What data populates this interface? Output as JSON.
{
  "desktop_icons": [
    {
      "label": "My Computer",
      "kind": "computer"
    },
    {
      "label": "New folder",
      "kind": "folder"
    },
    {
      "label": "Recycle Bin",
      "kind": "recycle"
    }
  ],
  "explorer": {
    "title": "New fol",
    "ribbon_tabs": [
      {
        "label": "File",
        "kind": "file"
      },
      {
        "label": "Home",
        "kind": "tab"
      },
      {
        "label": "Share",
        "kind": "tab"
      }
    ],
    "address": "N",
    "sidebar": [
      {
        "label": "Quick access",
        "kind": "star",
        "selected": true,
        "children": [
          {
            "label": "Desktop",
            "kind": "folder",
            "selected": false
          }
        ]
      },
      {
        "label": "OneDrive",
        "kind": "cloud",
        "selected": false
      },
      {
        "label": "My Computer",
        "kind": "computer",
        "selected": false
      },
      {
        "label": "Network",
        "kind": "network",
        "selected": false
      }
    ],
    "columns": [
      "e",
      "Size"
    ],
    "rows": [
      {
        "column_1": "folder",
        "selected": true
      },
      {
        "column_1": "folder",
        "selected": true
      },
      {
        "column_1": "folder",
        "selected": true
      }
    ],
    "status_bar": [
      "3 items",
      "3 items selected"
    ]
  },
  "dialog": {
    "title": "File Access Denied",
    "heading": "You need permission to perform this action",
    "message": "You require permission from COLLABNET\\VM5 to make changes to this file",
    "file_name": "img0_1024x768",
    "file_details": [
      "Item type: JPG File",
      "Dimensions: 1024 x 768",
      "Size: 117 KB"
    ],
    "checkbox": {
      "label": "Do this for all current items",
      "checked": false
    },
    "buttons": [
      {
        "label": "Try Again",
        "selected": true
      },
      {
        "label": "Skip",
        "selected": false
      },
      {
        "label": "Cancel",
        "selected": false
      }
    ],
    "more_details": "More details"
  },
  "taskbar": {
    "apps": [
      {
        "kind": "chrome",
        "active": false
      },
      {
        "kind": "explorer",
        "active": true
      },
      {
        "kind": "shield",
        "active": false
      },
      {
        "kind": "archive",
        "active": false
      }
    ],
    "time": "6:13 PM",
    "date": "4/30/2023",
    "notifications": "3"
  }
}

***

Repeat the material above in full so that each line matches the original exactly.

What data populates this interface? Output as JSON.
{
  "desktop_icons": [
    {
      "label": "My Computer",
      "kind": "computer"
    },
    {
      "label": "New folder",
      "kind": "folder"
    },
    {
      "label": "Recycle Bin",
      "kind": "recycle"
    }
  ],
  "explorer": {
    "title": "New fol",
    "ribbon_tabs": [
      {
        "label": "File",
        "kind": "file"
      },
      {
        "label": "Home",
        "kind": "tab"
      },
      {
        "label": "Share",
        "kind": "tab"
      }
    ],
    "address": "N",
    "sidebar": [
      {
        "label": "Quick access",
        "kind": "star",
        "selected": true,
        "children": [
          {
            "label": "Desktop",
            "kind": "folder",
            "selected": false
          }
        ]
      },
      {
        "label": "OneDrive",
        "kind": "cloud",
        "selected": false
      },
      {
        "label": "My Computer",
        "kind": "computer",
        "selected": false
      },
      {
        "label": "Network",
        "kind": "network",
        "selected": false
      }
    ],
    "columns": [
      "e",
      "Size"
    ],
    "rows": [
      {
        "column_1": "folder",
        "selected": true
      },
      {
        "column_1": "folder",
        "selected": true
      },
      {
        "column_1": "folder",
        "selected": true
      }
    ],
    "status_bar": [
      "3 items",
      "3 items selected"
    ]
  },
  "dialog": {
    "title": "File Access Denied",
    "heading": "You need permission to perform this action",
    "message": "You require permission from COLLABNET\\VM5 to make changes to this file",
    "file_name": "img0_1024x768",
    "file_details": [
      "Item type: JPG File",
      "Dimensions: 1024 x 768",
      "Size: 117 KB"
    ],
    "checkbox": {
      "label": "Do this for all current items",
      "checked": false
    },
    "buttons": [
      {
        "label": "Try Again",
        "selected": true
      },
      {
        "label": "Skip",
        "selected": false
      },
      {
        "label": "Cancel",
        "selected": false
      }
    ],
    "more_details": "More details"
  },
  "taskbar": {
    "apps": [
      {
        "kind": "chrome",
        "active": false
      },
      {
        "kind": "explorer",
        "active": true
      },
      {
        "kind": "shield",
        "active": false
      },
      {
        "kind": "archive",
        "active": false
      }
    ],
    "time": "6:13 PM",
    "date": "4/30/2023",
    "notifications": "3"
  }
}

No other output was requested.